• ACTION ITEM
The listing below should be printed in full and exactly, apart from its images.

• PROVIDED RECORDS

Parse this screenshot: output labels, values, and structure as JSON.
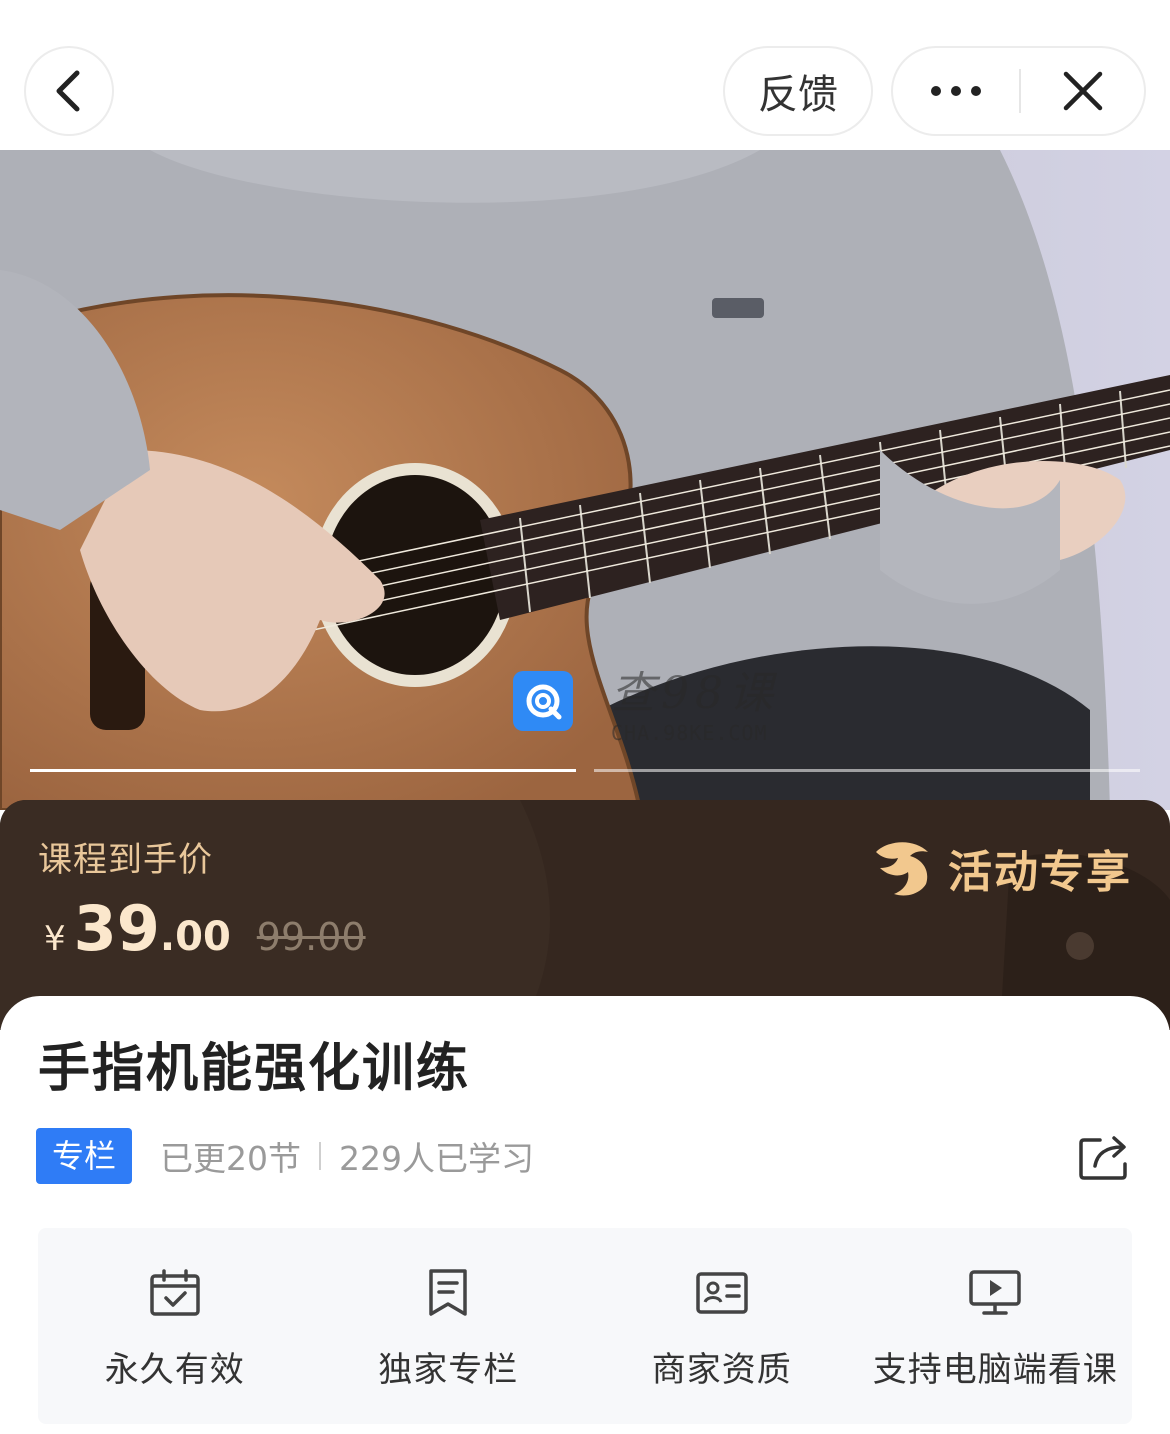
{
  "nav": {
    "back_icon": "chevron-left-icon",
    "feedback_label": "反馈",
    "more_icon": "more-dots-icon",
    "close_icon": "close-icon"
  },
  "hero": {
    "progress_segments": [
      {
        "state": "active"
      },
      {
        "state": "inactive"
      }
    ],
    "watermark": {
      "cn": "查98课",
      "en": "CHA.98KE.COM"
    }
  },
  "price": {
    "label": "课程到手价",
    "currency": "¥",
    "amount_int": "39",
    "amount_dec": ".00",
    "original": "99.00",
    "promo_label": "活动专享",
    "promo_icon": "bird-logo-icon"
  },
  "course": {
    "title": "手指机能强化训练",
    "tag": "专栏",
    "updated": "已更20节",
    "learners": "229人已学习",
    "share_icon": "share-icon"
  },
  "features": [
    {
      "icon": "calendar-check-icon",
      "label": "永久有效"
    },
    {
      "icon": "bookmark-icon",
      "label": "独家专栏"
    },
    {
      "icon": "id-card-icon",
      "label": "商家资质"
    },
    {
      "icon": "monitor-play-icon",
      "label": "支持电脑端看课"
    }
  ],
  "colors": {
    "accent_blue": "#2f7cf6",
    "price_band": "#35271f",
    "price_gold": "#f2c88e"
  }
}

• THE ANSWER
Parse this screenshot: output labels, values, and structure as JSON.
{
  "nav": {
    "back_icon": "chevron-left-icon",
    "feedback_label": "反馈",
    "more_icon": "more-dots-icon",
    "close_icon": "close-icon"
  },
  "hero": {
    "progress_segments": [
      {
        "state": "active"
      },
      {
        "state": "inactive"
      }
    ],
    "watermark": {
      "cn": "查98课",
      "en": "CHA.98KE.COM"
    }
  },
  "price": {
    "label": "课程到手价",
    "currency": "¥",
    "amount_int": "39",
    "amount_dec": ".00",
    "original": "99.00",
    "promo_label": "活动专享",
    "promo_icon": "bird-logo-icon"
  },
  "course": {
    "title": "手指机能强化训练",
    "tag": "专栏",
    "updated": "已更20节",
    "learners": "229人已学习",
    "share_icon": "share-icon"
  },
  "features": [
    {
      "icon": "calendar-check-icon",
      "label": "永久有效"
    },
    {
      "icon": "bookmark-icon",
      "label": "独家专栏"
    },
    {
      "icon": "id-card-icon",
      "label": "商家资质"
    },
    {
      "icon": "monitor-play-icon",
      "label": "支持电脑端看课"
    }
  ],
  "colors": {
    "accent_blue": "#2f7cf6",
    "price_band": "#35271f",
    "price_gold": "#f2c88e"
  }
}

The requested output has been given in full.